It is clear that if the proposal to make the Constitutional Court the apex court for South Africa on all legal matters is implemented one of two things will happen. Either there will be another amendment later to do away with the changing of the guard principle so that stability, skills and experience will not be lost - but with the undesirable constitutional consequences the Germans and the Constitutional Assembly have striven to avoid - or the changing of the guard principle will remain, with the consequent loss of skill and experience. Neither of these alternatives is satisfactory. They can only be avoided by not departing from the policy decision deliberately made by the Constitutional Assembly.

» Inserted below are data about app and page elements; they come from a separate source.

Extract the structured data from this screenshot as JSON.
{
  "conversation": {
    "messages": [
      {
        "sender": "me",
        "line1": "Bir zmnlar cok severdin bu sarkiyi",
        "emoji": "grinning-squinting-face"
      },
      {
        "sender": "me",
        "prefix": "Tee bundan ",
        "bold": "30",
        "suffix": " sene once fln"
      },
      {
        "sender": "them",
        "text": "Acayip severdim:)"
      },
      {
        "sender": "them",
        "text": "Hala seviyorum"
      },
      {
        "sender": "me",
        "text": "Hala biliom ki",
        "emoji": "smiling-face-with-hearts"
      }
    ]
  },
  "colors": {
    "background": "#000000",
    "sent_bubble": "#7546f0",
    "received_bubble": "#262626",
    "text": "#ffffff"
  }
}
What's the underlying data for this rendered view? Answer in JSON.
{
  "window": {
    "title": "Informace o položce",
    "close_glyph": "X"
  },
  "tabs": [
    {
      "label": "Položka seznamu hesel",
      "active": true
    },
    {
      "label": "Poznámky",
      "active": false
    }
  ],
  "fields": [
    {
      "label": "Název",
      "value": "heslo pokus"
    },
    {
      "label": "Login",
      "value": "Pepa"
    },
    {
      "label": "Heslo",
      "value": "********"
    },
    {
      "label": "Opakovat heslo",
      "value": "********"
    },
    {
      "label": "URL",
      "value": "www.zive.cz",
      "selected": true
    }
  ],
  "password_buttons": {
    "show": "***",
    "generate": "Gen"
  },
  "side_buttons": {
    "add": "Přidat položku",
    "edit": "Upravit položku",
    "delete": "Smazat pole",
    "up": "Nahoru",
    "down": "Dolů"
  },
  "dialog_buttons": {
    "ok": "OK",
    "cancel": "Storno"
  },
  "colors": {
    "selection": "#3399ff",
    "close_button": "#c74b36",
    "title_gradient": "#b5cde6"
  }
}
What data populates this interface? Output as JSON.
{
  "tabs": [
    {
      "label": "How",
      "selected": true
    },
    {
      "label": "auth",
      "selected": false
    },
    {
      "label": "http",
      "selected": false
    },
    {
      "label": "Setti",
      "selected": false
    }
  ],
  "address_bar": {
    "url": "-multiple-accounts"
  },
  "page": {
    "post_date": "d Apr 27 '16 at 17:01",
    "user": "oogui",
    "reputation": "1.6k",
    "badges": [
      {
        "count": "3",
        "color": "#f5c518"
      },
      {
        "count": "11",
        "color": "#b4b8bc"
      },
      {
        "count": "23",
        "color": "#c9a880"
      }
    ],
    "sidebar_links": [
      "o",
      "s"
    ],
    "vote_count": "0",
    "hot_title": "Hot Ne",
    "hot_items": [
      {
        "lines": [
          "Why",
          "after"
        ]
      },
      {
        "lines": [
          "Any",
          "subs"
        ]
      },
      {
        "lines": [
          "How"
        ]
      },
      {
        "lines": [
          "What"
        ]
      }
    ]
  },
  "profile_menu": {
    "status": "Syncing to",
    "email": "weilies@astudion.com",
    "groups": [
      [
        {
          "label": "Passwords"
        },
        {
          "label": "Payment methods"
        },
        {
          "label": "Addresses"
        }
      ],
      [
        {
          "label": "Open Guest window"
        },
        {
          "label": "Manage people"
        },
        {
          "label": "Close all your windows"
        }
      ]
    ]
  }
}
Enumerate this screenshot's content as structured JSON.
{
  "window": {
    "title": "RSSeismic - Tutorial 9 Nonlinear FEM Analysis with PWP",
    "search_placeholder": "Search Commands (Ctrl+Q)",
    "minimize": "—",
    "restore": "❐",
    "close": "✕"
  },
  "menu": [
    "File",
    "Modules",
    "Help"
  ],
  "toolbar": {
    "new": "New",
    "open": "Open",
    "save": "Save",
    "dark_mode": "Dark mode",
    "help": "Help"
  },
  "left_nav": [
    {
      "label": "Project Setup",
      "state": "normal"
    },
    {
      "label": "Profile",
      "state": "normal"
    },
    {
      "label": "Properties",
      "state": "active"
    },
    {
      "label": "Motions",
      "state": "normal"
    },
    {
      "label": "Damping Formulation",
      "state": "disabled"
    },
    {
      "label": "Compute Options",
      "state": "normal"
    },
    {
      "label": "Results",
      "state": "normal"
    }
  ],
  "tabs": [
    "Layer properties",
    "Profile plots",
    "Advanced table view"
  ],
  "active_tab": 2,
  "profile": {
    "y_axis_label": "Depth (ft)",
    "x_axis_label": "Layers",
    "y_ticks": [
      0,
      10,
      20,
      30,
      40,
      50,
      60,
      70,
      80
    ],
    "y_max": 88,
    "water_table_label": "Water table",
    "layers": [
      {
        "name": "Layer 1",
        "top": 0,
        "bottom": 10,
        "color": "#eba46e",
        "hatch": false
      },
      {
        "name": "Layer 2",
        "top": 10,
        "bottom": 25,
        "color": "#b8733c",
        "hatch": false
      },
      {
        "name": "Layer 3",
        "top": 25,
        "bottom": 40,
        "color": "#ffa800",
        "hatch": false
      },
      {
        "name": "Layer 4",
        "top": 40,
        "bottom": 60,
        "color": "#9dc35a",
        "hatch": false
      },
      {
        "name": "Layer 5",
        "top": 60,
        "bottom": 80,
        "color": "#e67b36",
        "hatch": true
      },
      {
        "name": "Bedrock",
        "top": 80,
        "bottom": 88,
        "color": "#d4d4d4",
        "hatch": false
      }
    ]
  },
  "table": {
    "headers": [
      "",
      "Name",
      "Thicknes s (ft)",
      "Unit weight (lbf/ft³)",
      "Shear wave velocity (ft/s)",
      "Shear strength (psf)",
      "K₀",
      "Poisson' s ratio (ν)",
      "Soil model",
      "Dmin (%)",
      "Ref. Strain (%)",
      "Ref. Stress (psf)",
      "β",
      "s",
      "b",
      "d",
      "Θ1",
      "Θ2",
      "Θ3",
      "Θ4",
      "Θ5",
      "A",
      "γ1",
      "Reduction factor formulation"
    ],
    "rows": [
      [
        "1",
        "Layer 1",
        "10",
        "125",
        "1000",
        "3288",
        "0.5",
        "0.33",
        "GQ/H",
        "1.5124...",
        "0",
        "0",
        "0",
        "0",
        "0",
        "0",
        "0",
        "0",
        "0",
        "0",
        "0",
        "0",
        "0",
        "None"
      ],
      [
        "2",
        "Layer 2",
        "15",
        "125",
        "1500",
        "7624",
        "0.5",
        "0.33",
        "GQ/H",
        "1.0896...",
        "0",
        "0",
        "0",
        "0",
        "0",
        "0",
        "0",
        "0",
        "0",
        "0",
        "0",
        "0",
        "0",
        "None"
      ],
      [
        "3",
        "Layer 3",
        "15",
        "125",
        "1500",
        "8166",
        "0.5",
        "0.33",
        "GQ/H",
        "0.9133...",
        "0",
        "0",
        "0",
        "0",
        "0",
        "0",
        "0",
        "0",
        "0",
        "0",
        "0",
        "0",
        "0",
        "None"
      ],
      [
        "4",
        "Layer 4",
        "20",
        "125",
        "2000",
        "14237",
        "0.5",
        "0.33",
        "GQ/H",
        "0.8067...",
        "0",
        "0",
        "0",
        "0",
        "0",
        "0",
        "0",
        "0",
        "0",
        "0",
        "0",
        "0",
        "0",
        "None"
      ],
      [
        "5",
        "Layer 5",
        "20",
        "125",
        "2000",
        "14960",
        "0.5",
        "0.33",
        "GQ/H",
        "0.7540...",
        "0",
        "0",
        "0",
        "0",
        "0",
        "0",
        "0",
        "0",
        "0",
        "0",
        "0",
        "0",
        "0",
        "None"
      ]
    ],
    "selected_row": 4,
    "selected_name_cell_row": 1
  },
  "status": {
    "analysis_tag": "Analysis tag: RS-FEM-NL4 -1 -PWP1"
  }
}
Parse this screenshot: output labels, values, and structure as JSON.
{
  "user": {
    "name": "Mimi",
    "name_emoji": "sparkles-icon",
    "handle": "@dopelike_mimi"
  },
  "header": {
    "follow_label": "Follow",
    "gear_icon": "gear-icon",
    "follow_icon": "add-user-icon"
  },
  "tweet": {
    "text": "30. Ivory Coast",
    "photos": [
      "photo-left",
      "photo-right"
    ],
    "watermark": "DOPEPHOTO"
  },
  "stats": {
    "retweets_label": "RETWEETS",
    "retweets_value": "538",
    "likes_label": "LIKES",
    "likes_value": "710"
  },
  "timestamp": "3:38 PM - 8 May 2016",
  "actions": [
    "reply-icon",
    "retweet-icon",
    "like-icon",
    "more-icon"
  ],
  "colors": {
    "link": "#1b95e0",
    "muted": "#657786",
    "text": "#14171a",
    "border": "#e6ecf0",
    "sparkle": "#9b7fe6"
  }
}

The suggestion made in some quarters that the present judicial structure is 'anomalous' reveals a lack of understanding of the thinking behind that policy decision. Furthermore it suggests that the Constitutional Assembly made quite an elementary mistake in reaching that decision, a mistake moreover made by over forty countries all over the world.
This does not mean however that our present system of two apex courts should necessarily be set in concrete. There may be a case for jettisoning the German model, for abandoning the modern international trend we decided to follow in the mid 90s and for reverting to a single apex court system. But if we are to do that it must first be clearly established that the present model is not working and that the change envisaged would improve things. If after thorough investigation and deliberation, we come to the conclusion that such a change is necessary, far-reaching amendments to the Constitution (so as to provide for such fundamental issues as the composition of the Court, the criteria on which its members are to be appointed and the way it is to operate, e.g., sitting as a court of five or otherwise) will be required.
The Hon Mr Justice IG Farlam
2 April 2011